When Unique was 19, a friend who was 81 was leasing the mare and completed her own century ride on the mare at a USDF show. When that lease came to an end, Sawyer decided to get Unique going again following the mare's 13-year hiatus from jumping. "She didn't forget anything," Sawyer shared. "But because she was 24, I didn't want to jump her very high so I only jumped her Intro level. She just flew, it was like she was saying, 'I know what I am doing, let's go!'"
For Sawyer, who didn't have a horse growing up and didn't get her first horse until she graduated college, receiving the USEA Century Ride Achievement Award is a very special moment in her life, especially now that she is enjoying some downtime from competition. "I started crying when I received it. I couldn't believe that this was actually recognized. I placed second in that event because Unique was so good. I was amazed and we went and bought a plate hanger to display the plaque on the wall. It is hung underneath the pictures I have framed from the event. It really is special."

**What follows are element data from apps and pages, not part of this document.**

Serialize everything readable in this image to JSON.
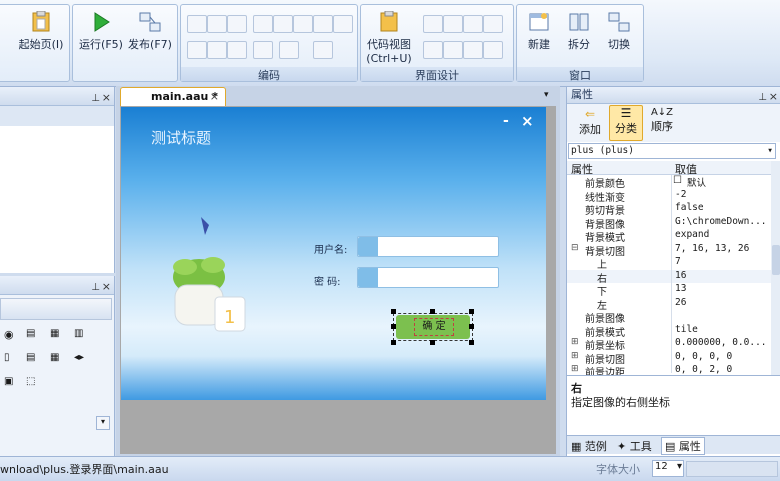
{
  "ribbon": {
    "start_page": "起始页(I)",
    "run": "运行(F5)",
    "publish": "发布(F7)",
    "group_edit": "编码",
    "code_view_line1": "代码视图",
    "code_view_line2": "(Ctrl+U)",
    "group_ui": "界面设计",
    "new": "新建",
    "split": "拆分",
    "switch": "切换",
    "group_window": "窗口"
  },
  "editor": {
    "tab_label": "main.aau *",
    "form_title": "测试标题",
    "username_label": "用户名:",
    "password_label": "密  码:",
    "ok_button": "确  定",
    "min_glyph": "-",
    "close_glyph": "×"
  },
  "properties": {
    "panel_title": "属性",
    "add": "添加",
    "categorize": "分类",
    "order": "顺序",
    "object_select": "plus (plus)",
    "col_name": "属性",
    "col_value": "取值",
    "rows": [
      {
        "name": "前景颜色",
        "value": "默认",
        "indent": 0
      },
      {
        "name": "线性渐变",
        "value": "-2",
        "indent": 0
      },
      {
        "name": "剪切背景",
        "value": "false",
        "indent": 0
      },
      {
        "name": "背景图像",
        "value": "G:\\chromeDown...",
        "indent": 0
      },
      {
        "name": "背景模式",
        "value": "expand",
        "indent": 0
      },
      {
        "name": "背景切图",
        "value": "7, 16, 13, 26",
        "indent": 0,
        "expander": "⊟"
      },
      {
        "name": "上",
        "value": "7",
        "indent": 1
      },
      {
        "name": "右",
        "value": "16",
        "indent": 1
      },
      {
        "name": "下",
        "value": "13",
        "indent": 1
      },
      {
        "name": "左",
        "value": "26",
        "indent": 1
      },
      {
        "name": "前景图像",
        "value": "",
        "indent": 0
      },
      {
        "name": "前景模式",
        "value": "tile",
        "indent": 0
      },
      {
        "name": "前景坐标",
        "value": "0.000000, 0.0...",
        "indent": 0,
        "expander": "⊞"
      },
      {
        "name": "前景切图",
        "value": "0, 0, 0, 0",
        "indent": 0,
        "expander": "⊞"
      },
      {
        "name": "前景边距",
        "value": "0, 0, 2, 0",
        "indent": 0,
        "expander": "⊞"
      }
    ],
    "desc_title": "右",
    "desc_text": "指定图像的右侧坐标",
    "bottom_tabs": [
      "范例",
      "工具",
      "属性"
    ]
  },
  "status": {
    "path": "wnload\\plus.登录界面\\main.aau",
    "font_size_label": "字体大小",
    "font_size_value": "12"
  },
  "colors": {
    "accent_orange": "#e0a92c",
    "ok_button_green": "#7cc04f",
    "ribbon_blue": "#cfdcef"
  }
}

From watching that little colorless filly being born to celebrating a lifetime together, Sawyer and Unique Conversion have undoubtedly earned this recognition. Join us in congratulating this pair on being recognized as the first-ever USEA Century Ride Achievement Award Recipients.
Get to know each United States Eventing Association (USEA) Areas a little better in this new series, Meet the Areas! This month’s feature is USEA Area I which is comprised of Connecticut, Maine, Massachusetts, New Hampshire, New York, Rhode Island, and Vermont. Founded in the 1960s, Area I was the birthplace of the United States Combined Training Association (USCTA) which was founded in 1959 and would later evolve into the USEA in 2001. In 2021 just under 800 members made up the membership count in Area I.
Trainers, riders, parents, and more are in for a real treat when the all-new USEA Eventing Handbook by the Levels is officially released. Those participating in the 2022 USEA Instructors’ Certification Program (ICP) Symposium at Barnstaple South Farm in Ocala, Florida on February 8-9 will be the first to set eyes on this all-encompassing guide that has been two years in the making.
The USEA established the Young Event Horse (YEH) program in 2004 to identify young horses that possess the talent and disposition to, with proper training, excel at the uppermost levels of the sport. While the goal of the YEH program is to identify horses that will be successful at the four- and five-star levels, horses with the potential for lower-level success are also showcased by the program.
Are you following along with the action from home this weekend? Or maybe you're competing at an event and need information fast. Either way, we’ve got you covered! Check out the USEA’s Weekend Quick Links for links to information including the prize list, ride times, live scores, and more for all the events running this weekend.